NEW ORLEANS – The City of New Orleans deadline to have 15,000 catch basins cleaned in 120 days is up at the end of this month. This Wednesday morning Eyewitness New checked in to see the progress.

At St. Charles and Poydras is where one crew began their work. But, just in the last few days, over 70,000 pounds of Mardi Gras beads have been picked up out of the catch basins that line St. Charles between Lee Circle and Poydras.

The city is over 80 percent finished with its emergency cleaning work.

"We've had up to 23 trucks per day," Dani Galloway said.

Galloway is Interim Director for the Department of Public Works.

"We've worked 7 days a week, sun up to sun down."

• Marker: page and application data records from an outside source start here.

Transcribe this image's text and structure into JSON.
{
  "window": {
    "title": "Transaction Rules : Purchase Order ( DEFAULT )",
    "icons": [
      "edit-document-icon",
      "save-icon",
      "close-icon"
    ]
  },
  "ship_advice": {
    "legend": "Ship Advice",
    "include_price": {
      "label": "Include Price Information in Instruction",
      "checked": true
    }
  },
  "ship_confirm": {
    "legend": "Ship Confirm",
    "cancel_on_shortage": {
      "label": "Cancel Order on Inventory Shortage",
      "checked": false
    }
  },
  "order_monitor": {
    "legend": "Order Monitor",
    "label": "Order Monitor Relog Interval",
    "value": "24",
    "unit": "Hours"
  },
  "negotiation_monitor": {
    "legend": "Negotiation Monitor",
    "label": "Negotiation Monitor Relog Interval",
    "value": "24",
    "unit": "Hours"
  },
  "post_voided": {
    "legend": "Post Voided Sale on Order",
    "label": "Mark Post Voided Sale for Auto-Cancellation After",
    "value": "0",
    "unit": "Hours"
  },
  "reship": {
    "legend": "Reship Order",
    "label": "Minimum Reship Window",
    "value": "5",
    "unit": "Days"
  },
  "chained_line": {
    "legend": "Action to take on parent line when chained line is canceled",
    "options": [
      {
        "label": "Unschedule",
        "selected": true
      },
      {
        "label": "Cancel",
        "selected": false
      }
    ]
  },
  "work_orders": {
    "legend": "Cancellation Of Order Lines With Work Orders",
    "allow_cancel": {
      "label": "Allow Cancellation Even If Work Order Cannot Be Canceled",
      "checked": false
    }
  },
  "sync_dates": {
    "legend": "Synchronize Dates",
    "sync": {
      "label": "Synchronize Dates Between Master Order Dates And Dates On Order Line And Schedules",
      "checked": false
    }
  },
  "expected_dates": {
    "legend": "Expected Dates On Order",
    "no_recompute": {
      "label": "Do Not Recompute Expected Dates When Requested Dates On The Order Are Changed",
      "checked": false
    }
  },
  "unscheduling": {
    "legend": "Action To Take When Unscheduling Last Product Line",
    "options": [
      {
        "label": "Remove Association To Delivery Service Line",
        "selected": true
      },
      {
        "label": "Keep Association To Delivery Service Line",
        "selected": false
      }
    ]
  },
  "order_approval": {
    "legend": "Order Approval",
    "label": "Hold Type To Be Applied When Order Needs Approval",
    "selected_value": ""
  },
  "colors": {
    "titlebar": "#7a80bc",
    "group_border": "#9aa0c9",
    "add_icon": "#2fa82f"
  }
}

She explained, despite some initial setbacks with contractors, the city is on track to meet its goal. But what does having 15,000 basins cleaned do for flood protection?

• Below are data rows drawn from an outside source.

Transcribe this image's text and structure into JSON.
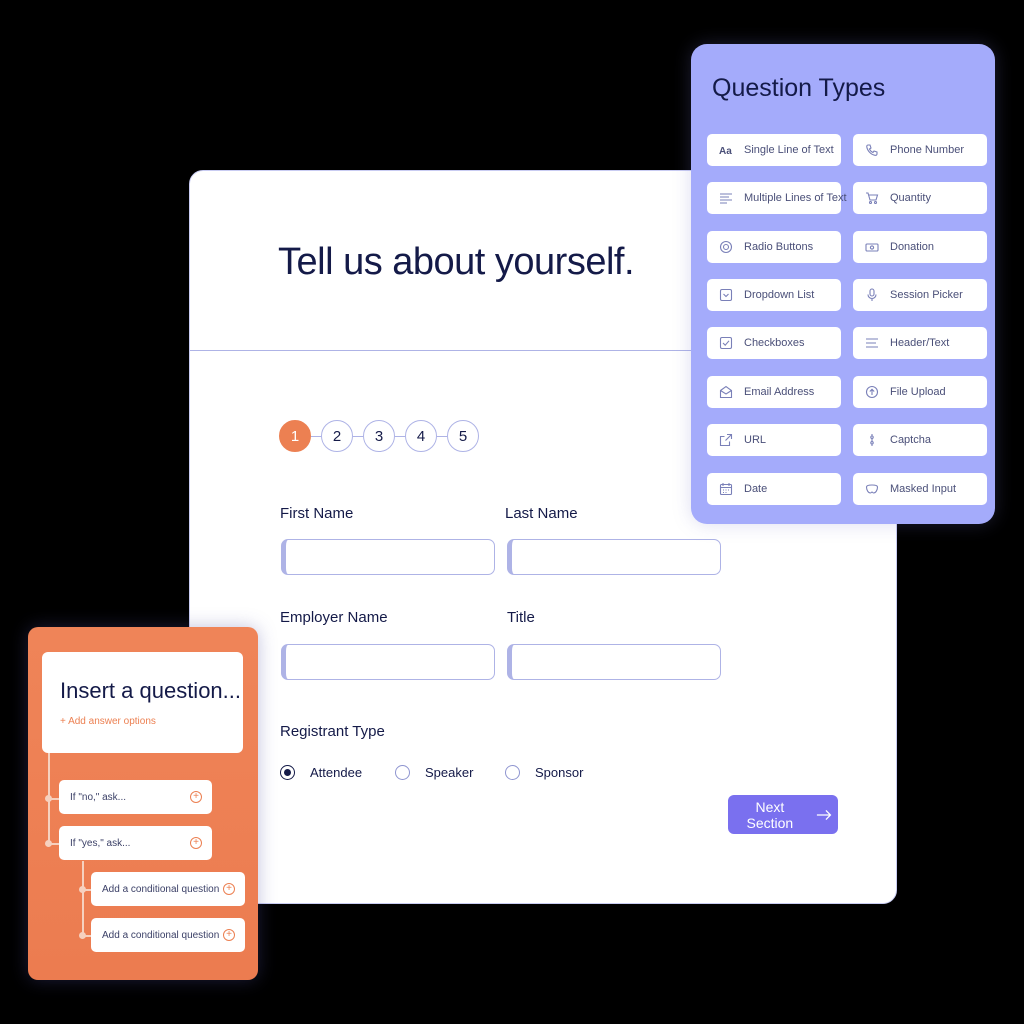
{
  "form": {
    "title": "Tell us about yourself.",
    "steps": [
      "1",
      "2",
      "3",
      "4",
      "5"
    ],
    "active_step": "1",
    "fields": {
      "first_name_label": "First Name",
      "last_name_label": "Last Name",
      "employer_name_label": "Employer Name",
      "title_label": "Title"
    },
    "registrant_type": {
      "label": "Registrant Type",
      "options": [
        "Attendee",
        "Speaker",
        "Sponsor"
      ],
      "selected": "Attendee"
    },
    "next_button_label": "Next Section",
    "colors": {
      "accent": "#7a70ef",
      "active_step": "#ec8052",
      "border": "#aeb3e6",
      "text": "#141a48"
    }
  },
  "question_types": {
    "title": "Question Types",
    "items": [
      {
        "label": "Single Line of Text",
        "icon": "text-aa-icon"
      },
      {
        "label": "Phone Number",
        "icon": "phone-icon"
      },
      {
        "label": "Multiple Lines of Text",
        "icon": "lines-icon"
      },
      {
        "label": "Quantity",
        "icon": "cart-icon"
      },
      {
        "label": "Radio Buttons",
        "icon": "radio-icon"
      },
      {
        "label": "Donation",
        "icon": "donation-icon"
      },
      {
        "label": "Dropdown List",
        "icon": "dropdown-icon"
      },
      {
        "label": "Session Picker",
        "icon": "microphone-icon"
      },
      {
        "label": "Checkboxes",
        "icon": "checkbox-icon"
      },
      {
        "label": "Header/Text",
        "icon": "header-text-icon"
      },
      {
        "label": "Email Address",
        "icon": "email-icon"
      },
      {
        "label": "File Upload",
        "icon": "upload-icon"
      },
      {
        "label": "URL",
        "icon": "link-icon"
      },
      {
        "label": "Captcha",
        "icon": "captcha-icon"
      },
      {
        "label": "Date",
        "icon": "calendar-icon"
      },
      {
        "label": "Masked Input",
        "icon": "mask-icon"
      }
    ],
    "colors": {
      "panel": "#a4abfb"
    }
  },
  "insert_question": {
    "title": "Insert a question...",
    "add_answer_options": "+ Add answer options",
    "branches": [
      {
        "label": "If \"no,\" ask..."
      },
      {
        "label": "If \"yes,\" ask..."
      }
    ],
    "conditional": [
      {
        "label": "Add a conditional question"
      },
      {
        "label": "Add a conditional question"
      }
    ],
    "colors": {
      "panel": "#ec7c50"
    }
  }
}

"It means, you know, basically that 30 percent of the catch basins have been cleaned."

That's more in one year than in previous years. And cleaner basins means it could help prevent flooding.

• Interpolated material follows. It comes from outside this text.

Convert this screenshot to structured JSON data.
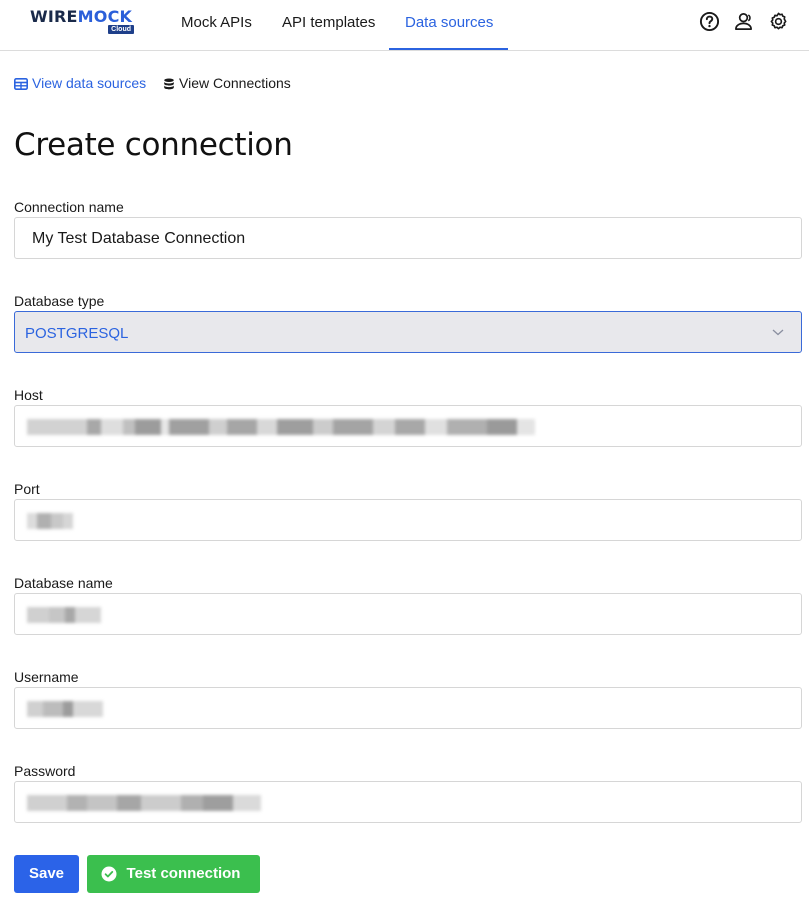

Eyewitness News then went back to a trouble spot near Rocheblave and General Taylor. A homeowner there last September, told us he had been reporting the backup issue for years. Wednesday he said the city actually came out about two weeks ago to clean it, but it still barely drains.

"The water stays there for a certain length of time when it does rain hard, I can't get in and out of my house," Willie Jefferson said.

Jefferson told Eyewitness News the cleaning is an improvement over how slowly it had drained before, but he thinks the issue is a broken pipe under the street.

"We might have about 2-3 feet of water here."

Jefferson, for now, has to keep waiting for more answers. Meanwhile, Galloway estimated, over 1,800 basins have been repaired since last October. And she said, this year, there's a new maintenance plan.

"Our goal is to get 8,000 cleaned per year, which is almost double from what we have been doing."

But she added, in order for basins to stay clear, the public has to help keep them from getting clogged, and for broken ones to be reported.

"We really need the help of New Orleanians," Galloway said.

Galloway also noted that another check of catch basins will be done for Mardi Gras debris following the parade season.